* **DATASET EXCERPTS**:
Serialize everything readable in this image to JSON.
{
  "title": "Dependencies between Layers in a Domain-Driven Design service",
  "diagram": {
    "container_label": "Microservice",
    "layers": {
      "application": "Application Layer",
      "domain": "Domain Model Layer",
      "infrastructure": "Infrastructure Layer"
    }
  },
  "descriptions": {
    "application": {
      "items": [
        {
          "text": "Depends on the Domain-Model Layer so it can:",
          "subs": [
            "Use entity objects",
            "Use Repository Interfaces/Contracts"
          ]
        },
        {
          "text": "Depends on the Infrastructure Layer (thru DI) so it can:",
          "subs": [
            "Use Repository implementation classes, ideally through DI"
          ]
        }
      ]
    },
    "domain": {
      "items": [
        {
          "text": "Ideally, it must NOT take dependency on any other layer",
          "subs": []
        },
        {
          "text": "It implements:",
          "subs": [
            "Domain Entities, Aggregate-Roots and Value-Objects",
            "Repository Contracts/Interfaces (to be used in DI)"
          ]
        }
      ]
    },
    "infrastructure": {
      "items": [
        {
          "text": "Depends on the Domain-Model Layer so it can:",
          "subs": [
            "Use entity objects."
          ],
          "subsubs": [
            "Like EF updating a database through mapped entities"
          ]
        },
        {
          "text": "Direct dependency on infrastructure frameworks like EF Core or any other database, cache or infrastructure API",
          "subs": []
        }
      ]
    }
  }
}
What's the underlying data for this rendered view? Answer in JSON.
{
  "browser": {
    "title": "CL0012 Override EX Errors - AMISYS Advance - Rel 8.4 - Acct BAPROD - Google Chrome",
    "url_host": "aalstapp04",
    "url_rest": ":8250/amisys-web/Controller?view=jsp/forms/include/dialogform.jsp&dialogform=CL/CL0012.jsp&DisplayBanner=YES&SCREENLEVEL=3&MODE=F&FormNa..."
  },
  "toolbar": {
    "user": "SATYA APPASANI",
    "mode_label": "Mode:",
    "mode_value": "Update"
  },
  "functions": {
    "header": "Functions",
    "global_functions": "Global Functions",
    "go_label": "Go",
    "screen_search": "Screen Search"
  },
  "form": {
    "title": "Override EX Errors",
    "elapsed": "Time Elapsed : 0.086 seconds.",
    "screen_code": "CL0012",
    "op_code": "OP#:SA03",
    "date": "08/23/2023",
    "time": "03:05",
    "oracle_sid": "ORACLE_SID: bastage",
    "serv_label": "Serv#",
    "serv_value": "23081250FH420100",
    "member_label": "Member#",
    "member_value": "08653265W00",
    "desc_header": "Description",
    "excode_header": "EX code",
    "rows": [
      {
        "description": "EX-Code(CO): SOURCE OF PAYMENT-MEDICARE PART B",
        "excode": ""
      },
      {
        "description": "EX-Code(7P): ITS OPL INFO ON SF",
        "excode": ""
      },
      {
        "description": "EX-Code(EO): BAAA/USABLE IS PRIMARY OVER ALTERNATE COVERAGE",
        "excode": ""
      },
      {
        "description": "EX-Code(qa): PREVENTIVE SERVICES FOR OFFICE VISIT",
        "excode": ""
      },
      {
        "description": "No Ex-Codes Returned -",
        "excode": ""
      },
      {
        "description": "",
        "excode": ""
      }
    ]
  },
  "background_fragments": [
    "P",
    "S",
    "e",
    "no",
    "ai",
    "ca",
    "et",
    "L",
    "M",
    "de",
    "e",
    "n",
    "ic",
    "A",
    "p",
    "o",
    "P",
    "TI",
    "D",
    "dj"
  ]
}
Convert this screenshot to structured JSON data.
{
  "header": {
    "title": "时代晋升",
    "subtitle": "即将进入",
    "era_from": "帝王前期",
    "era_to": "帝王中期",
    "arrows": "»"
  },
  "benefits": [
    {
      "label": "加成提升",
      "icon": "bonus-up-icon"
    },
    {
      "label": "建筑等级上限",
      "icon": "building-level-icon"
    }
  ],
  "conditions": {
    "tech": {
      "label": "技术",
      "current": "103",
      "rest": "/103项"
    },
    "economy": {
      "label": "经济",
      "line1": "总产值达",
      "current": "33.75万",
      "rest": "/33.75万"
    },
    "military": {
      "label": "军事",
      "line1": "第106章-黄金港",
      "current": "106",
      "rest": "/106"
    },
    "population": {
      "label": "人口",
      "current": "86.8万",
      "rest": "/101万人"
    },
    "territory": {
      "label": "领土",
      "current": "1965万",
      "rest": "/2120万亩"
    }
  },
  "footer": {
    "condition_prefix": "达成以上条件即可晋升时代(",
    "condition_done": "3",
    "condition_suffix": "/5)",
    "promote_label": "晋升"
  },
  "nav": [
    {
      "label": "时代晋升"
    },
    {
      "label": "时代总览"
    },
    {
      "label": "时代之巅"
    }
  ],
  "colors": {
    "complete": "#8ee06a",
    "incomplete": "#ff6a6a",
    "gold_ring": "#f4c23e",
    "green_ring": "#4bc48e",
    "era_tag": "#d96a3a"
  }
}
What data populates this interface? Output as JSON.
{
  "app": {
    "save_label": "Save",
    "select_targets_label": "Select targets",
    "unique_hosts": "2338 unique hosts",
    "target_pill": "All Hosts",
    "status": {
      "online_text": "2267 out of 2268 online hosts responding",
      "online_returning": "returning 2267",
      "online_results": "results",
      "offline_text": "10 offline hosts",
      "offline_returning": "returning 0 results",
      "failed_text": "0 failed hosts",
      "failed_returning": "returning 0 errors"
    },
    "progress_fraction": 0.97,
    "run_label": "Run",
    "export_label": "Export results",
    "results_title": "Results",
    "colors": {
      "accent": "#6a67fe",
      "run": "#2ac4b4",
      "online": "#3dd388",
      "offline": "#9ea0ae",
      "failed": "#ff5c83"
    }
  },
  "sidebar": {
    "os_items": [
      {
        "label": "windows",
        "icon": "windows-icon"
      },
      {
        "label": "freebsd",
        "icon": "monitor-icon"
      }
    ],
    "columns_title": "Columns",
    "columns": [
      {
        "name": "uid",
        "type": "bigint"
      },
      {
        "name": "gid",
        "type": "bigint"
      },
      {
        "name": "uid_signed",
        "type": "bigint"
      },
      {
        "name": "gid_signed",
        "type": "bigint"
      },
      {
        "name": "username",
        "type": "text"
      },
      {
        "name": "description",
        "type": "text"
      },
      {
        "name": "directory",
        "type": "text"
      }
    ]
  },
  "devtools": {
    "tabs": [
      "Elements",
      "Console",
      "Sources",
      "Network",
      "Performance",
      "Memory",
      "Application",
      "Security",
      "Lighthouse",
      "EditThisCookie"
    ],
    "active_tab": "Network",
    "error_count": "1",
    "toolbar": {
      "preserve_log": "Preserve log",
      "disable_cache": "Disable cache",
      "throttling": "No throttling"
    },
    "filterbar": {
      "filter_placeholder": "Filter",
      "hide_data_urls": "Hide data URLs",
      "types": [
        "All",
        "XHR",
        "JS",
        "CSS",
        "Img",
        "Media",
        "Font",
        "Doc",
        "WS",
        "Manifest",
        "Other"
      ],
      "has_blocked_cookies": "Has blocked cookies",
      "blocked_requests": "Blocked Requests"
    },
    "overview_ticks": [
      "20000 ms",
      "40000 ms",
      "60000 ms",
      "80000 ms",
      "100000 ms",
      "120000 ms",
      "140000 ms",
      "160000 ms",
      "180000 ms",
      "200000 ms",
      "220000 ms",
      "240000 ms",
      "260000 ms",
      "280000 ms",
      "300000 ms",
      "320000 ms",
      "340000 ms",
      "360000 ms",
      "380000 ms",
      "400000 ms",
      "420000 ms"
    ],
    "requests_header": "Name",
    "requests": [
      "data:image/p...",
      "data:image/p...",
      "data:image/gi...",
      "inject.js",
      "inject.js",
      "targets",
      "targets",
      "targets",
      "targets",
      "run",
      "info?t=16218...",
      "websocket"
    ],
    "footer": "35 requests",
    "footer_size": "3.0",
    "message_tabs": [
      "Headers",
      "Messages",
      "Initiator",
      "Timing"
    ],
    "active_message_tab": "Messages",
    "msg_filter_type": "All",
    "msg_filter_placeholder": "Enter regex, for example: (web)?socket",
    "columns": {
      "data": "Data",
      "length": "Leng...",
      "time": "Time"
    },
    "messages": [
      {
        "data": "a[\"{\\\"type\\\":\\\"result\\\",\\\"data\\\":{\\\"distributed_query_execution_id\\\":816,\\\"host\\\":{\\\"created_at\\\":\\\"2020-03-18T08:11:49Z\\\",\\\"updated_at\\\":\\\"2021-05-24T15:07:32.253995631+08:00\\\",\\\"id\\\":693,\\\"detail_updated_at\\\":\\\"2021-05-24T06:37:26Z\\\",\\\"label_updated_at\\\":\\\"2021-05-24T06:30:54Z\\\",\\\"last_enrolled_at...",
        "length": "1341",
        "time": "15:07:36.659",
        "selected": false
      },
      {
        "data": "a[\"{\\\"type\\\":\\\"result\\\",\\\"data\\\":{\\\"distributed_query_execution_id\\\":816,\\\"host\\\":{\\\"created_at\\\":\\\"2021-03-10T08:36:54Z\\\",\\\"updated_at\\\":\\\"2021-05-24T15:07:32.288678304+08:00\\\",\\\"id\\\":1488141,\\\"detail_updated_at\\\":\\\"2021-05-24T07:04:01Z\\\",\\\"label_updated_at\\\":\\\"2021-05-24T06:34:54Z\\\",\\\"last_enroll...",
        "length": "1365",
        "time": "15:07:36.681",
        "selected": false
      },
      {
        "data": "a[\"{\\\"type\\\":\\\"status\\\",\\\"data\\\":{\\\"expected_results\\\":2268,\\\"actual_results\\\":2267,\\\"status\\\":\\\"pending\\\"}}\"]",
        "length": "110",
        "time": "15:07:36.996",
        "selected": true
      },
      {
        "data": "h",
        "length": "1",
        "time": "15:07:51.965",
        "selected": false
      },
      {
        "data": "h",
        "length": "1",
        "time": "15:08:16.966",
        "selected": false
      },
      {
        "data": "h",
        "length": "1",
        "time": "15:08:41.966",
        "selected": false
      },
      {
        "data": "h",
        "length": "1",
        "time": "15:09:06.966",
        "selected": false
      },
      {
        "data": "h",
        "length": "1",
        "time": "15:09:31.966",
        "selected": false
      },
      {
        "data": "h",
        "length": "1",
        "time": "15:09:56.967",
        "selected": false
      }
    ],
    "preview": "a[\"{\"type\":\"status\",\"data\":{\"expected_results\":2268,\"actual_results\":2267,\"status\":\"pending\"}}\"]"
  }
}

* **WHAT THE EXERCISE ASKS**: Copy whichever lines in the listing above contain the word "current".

* **THE COMPLETED TASK**:
      "current": "103",
      "current": "33.75万",
      "current": "106",
      "current": "86.8万",
      "current": "1965万",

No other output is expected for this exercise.